Work to complete:
Give only a number in reply. It should be how many lines in the records contain the string "color".

Extracted material:
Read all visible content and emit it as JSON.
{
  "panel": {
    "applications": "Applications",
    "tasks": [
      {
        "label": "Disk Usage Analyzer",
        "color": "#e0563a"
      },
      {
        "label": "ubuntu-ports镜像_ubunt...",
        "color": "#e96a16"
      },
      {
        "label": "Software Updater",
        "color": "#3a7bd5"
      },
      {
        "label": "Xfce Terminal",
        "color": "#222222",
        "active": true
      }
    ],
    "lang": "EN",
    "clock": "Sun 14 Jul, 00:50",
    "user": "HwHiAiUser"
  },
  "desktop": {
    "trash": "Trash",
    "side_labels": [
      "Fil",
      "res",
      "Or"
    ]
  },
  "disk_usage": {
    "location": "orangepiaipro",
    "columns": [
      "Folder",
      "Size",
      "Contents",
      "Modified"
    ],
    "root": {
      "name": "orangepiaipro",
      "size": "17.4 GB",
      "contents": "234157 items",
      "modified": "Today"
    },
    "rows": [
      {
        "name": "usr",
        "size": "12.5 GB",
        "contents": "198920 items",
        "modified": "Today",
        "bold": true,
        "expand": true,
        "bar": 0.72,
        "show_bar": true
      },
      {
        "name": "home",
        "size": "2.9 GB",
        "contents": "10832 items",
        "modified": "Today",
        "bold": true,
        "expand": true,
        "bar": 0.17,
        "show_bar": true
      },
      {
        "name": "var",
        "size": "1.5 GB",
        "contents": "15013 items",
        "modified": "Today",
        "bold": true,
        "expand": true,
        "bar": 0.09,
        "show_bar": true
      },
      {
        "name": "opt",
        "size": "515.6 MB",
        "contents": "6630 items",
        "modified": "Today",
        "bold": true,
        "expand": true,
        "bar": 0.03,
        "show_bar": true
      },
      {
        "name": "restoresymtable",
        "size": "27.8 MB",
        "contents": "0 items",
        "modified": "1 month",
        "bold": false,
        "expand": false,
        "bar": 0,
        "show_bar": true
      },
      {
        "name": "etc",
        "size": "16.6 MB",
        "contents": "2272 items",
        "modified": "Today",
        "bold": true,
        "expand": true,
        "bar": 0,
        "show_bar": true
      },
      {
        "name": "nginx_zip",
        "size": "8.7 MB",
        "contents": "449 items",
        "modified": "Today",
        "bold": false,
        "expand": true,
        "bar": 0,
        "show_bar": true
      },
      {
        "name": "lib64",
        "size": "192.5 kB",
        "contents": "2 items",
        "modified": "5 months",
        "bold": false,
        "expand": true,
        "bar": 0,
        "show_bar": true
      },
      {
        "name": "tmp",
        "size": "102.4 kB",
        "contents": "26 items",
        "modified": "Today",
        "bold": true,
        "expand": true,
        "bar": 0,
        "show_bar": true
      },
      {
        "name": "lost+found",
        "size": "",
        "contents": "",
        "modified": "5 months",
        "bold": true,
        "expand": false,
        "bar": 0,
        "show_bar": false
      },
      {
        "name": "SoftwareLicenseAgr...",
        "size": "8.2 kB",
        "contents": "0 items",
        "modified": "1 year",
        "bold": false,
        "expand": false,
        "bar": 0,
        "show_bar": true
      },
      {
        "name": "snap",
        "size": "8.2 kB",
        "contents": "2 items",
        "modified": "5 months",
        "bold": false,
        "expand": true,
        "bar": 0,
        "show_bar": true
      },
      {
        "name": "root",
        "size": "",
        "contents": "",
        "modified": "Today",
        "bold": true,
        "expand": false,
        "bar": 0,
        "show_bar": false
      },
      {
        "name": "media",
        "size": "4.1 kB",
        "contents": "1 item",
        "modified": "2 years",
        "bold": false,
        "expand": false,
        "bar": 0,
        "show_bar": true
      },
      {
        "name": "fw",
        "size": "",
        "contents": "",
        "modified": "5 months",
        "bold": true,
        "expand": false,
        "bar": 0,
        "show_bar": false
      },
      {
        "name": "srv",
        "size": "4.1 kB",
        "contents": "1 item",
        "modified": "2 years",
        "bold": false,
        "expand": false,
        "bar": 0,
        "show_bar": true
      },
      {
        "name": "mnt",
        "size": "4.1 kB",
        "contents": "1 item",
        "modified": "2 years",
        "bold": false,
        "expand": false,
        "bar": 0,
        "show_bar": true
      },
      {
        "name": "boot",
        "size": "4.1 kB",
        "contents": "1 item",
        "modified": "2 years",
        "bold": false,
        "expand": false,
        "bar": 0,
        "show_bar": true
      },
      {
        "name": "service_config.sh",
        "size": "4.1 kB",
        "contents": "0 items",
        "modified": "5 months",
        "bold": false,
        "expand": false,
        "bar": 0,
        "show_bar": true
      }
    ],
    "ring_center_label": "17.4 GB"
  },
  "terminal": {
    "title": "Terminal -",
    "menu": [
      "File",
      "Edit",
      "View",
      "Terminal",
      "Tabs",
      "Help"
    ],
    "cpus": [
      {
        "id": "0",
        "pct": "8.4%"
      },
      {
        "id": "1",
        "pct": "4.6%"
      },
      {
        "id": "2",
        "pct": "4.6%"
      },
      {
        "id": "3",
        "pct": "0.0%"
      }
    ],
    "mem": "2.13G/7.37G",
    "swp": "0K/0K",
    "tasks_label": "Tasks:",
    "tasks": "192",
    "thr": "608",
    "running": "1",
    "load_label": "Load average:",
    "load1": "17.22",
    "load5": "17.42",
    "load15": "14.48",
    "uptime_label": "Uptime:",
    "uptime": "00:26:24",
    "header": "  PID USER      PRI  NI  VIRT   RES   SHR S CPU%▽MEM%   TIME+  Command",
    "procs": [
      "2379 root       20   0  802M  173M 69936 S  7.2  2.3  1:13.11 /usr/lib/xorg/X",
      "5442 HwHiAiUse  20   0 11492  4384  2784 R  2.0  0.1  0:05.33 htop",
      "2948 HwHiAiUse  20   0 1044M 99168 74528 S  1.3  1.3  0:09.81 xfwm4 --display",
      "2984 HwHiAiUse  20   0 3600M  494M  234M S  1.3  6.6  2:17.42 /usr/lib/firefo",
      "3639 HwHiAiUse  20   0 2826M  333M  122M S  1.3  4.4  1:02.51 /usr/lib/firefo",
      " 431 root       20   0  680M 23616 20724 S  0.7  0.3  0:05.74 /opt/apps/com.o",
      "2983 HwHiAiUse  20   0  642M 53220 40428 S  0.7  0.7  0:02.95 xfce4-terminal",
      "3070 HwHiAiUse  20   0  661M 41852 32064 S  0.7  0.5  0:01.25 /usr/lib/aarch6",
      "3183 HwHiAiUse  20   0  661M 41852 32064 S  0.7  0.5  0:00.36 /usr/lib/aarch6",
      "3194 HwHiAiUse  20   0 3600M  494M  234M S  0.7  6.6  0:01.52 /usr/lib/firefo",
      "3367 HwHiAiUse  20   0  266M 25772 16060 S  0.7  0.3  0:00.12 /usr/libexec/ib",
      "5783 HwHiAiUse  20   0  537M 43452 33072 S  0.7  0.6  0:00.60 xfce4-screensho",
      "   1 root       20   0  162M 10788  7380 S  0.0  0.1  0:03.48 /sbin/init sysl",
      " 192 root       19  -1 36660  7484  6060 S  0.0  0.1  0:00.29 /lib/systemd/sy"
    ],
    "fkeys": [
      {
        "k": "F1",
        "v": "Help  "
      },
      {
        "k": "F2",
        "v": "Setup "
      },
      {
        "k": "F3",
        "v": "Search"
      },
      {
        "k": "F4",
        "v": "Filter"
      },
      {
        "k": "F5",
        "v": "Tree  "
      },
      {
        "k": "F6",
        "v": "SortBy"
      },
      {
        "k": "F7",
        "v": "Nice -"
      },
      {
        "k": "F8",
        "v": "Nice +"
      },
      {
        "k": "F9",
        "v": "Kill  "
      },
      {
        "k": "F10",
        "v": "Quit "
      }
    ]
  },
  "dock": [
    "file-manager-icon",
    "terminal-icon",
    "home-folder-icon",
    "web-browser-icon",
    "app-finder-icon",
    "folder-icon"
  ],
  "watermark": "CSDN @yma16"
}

Solution:
4